==== EXTRACTED MATERIAL ====

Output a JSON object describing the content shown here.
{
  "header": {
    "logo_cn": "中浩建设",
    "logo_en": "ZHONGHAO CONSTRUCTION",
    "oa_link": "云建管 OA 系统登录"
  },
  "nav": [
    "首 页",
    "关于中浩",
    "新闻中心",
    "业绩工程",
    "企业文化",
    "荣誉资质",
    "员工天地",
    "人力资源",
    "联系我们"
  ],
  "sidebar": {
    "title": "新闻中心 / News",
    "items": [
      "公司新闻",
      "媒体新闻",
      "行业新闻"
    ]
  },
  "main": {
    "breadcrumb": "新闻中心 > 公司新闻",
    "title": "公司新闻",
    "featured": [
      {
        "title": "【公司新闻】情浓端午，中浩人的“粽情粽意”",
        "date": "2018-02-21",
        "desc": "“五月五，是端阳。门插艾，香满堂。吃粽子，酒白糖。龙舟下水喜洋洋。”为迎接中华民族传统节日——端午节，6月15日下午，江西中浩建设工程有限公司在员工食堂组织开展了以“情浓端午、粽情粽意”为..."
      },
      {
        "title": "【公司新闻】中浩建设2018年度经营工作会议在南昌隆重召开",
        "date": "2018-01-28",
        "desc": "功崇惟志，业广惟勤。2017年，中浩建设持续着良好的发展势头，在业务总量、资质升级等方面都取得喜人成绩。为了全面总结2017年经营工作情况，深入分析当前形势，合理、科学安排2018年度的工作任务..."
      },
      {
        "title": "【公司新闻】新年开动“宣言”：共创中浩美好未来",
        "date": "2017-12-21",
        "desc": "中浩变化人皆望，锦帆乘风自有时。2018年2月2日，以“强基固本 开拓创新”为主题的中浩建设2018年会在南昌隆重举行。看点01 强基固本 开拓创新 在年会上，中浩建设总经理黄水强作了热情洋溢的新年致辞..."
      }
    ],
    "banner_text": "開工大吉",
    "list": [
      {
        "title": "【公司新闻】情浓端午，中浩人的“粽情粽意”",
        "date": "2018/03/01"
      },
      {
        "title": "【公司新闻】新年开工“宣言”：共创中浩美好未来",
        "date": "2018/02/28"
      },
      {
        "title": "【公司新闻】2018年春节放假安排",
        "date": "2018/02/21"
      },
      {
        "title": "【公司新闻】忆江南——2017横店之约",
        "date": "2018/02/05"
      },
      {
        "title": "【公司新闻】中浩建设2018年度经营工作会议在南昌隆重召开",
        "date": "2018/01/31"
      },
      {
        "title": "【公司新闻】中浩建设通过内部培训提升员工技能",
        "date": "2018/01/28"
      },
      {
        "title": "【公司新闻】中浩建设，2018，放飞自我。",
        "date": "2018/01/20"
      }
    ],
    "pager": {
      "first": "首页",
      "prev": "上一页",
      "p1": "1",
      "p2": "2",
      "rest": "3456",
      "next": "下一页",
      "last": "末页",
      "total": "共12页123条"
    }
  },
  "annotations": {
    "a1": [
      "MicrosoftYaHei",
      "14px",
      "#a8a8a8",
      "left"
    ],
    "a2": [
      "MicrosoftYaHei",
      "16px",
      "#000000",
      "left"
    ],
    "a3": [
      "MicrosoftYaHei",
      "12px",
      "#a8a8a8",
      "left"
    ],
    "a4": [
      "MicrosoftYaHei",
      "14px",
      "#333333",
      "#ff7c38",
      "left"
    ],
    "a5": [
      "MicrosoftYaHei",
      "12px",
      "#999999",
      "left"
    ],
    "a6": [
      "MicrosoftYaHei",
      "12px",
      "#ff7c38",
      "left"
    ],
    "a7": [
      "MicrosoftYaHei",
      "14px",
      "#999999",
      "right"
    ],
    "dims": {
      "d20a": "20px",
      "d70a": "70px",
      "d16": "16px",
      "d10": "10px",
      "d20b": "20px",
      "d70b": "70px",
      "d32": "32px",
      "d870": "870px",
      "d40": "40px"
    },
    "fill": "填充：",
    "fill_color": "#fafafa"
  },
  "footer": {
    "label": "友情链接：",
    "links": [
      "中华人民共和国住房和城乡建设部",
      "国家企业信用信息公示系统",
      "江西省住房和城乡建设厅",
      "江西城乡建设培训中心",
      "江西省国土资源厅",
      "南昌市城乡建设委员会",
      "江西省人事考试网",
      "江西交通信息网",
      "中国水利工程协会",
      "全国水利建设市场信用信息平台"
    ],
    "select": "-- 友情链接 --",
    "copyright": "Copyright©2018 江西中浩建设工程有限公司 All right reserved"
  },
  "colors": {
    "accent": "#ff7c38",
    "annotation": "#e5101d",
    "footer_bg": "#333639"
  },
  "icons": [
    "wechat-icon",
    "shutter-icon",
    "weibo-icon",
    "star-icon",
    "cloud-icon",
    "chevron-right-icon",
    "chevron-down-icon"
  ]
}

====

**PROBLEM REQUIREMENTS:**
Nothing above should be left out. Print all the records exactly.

**TASK RESULT:**
Output a JSON object describing the content shown here.
{
  "header": {
    "logo_cn": "中浩建设",
    "logo_en": "ZHONGHAO CONSTRUCTION",
    "oa_link": "云建管 OA 系统登录"
  },
  "nav": [
    "首 页",
    "关于中浩",
    "新闻中心",
    "业绩工程",
    "企业文化",
    "荣誉资质",
    "员工天地",
    "人力资源",
    "联系我们"
  ],
  "sidebar": {
    "title": "新闻中心 / News",
    "items": [
      "公司新闻",
      "媒体新闻",
      "行业新闻"
    ]
  },
  "main": {
    "breadcrumb": "新闻中心 > 公司新闻",
    "title": "公司新闻",
    "featured": [
      {
        "title": "【公司新闻】情浓端午，中浩人的“粽情粽意”",
        "date": "2018-02-21",
        "desc": "“五月五，是端阳。门插艾，香满堂。吃粽子，酒白糖。龙舟下水喜洋洋。”为迎接中华民族传统节日——端午节，6月15日下午，江西中浩建设工程有限公司在员工食堂组织开展了以“情浓端午、粽情粽意”为..."
      },
      {
        "title": "【公司新闻】中浩建设2018年度经营工作会议在南昌隆重召开",
        "date": "2018-01-28",
        "desc": "功崇惟志，业广惟勤。2017年，中浩建设持续着良好的发展势头，在业务总量、资质升级等方面都取得喜人成绩。为了全面总结2017年经营工作情况，深入分析当前形势，合理、科学安排2018年度的工作任务..."
      },
      {
        "title": "【公司新闻】新年开动“宣言”：共创中浩美好未来",
        "date": "2017-12-21",
        "desc": "中浩变化人皆望，锦帆乘风自有时。2018年2月2日，以“强基固本 开拓创新”为主题的中浩建设2018年会在南昌隆重举行。看点01 强基固本 开拓创新 在年会上，中浩建设总经理黄水强作了热情洋溢的新年致辞..."
      }
    ],
    "banner_text": "開工大吉",
    "list": [
      {
        "title": "【公司新闻】情浓端午，中浩人的“粽情粽意”",
        "date": "2018/03/01"
      },
      {
        "title": "【公司新闻】新年开工“宣言”：共创中浩美好未来",
        "date": "2018/02/28"
      },
      {
        "title": "【公司新闻】2018年春节放假安排",
        "date": "2018/02/21"
      },
      {
        "title": "【公司新闻】忆江南——2017横店之约",
        "date": "2018/02/05"
      },
      {
        "title": "【公司新闻】中浩建设2018年度经营工作会议在南昌隆重召开",
        "date": "2018/01/31"
      },
      {
        "title": "【公司新闻】中浩建设通过内部培训提升员工技能",
        "date": "2018/01/28"
      },
      {
        "title": "【公司新闻】中浩建设，2018，放飞自我。",
        "date": "2018/01/20"
      }
    ],
    "pager": {
      "first": "首页",
      "prev": "上一页",
      "p1": "1",
      "p2": "2",
      "rest": "3456",
      "next": "下一页",
      "last": "末页",
      "total": "共12页123条"
    }
  },
  "annotations": {
    "a1": [
      "MicrosoftYaHei",
      "14px",
      "#a8a8a8",
      "left"
    ],
    "a2": [
      "MicrosoftYaHei",
      "16px",
      "#000000",
      "left"
    ],
    "a3": [
      "MicrosoftYaHei",
      "12px",
      "#a8a8a8",
      "left"
    ],
    "a4": [
      "MicrosoftYaHei",
      "14px",
      "#333333",
      "#ff7c38",
      "left"
    ],
    "a5": [
      "MicrosoftYaHei",
      "12px",
      "#999999",
      "left"
    ],
    "a6": [
      "MicrosoftYaHei",
      "12px",
      "#ff7c38",
      "left"
    ],
    "a7": [
      "MicrosoftYaHei",
      "14px",
      "#999999",
      "right"
    ],
    "dims": {
      "d20a": "20px",
      "d70a": "70px",
      "d16": "16px",
      "d10": "10px",
      "d20b": "20px",
      "d70b": "70px",
      "d32": "32px",
      "d870": "870px",
      "d40": "40px"
    },
    "fill": "填充：",
    "fill_color": "#fafafa"
  },
  "footer": {
    "label": "友情链接：",
    "links": [
      "中华人民共和国住房和城乡建设部",
      "国家企业信用信息公示系统",
      "江西省住房和城乡建设厅",
      "江西城乡建设培训中心",
      "江西省国土资源厅",
      "南昌市城乡建设委员会",
      "江西省人事考试网",
      "江西交通信息网",
      "中国水利工程协会",
      "全国水利建设市场信用信息平台"
    ],
    "select": "-- 友情链接 --",
    "copyright": "Copyright©2018 江西中浩建设工程有限公司 All right reserved"
  },
  "colors": {
    "accent": "#ff7c38",
    "annotation": "#e5101d",
    "footer_bg": "#333639"
  },
  "icons": [
    "wechat-icon",
    "shutter-icon",
    "weibo-icon",
    "star-icon",
    "cloud-icon",
    "chevron-right-icon",
    "chevron-down-icon"
  ]
}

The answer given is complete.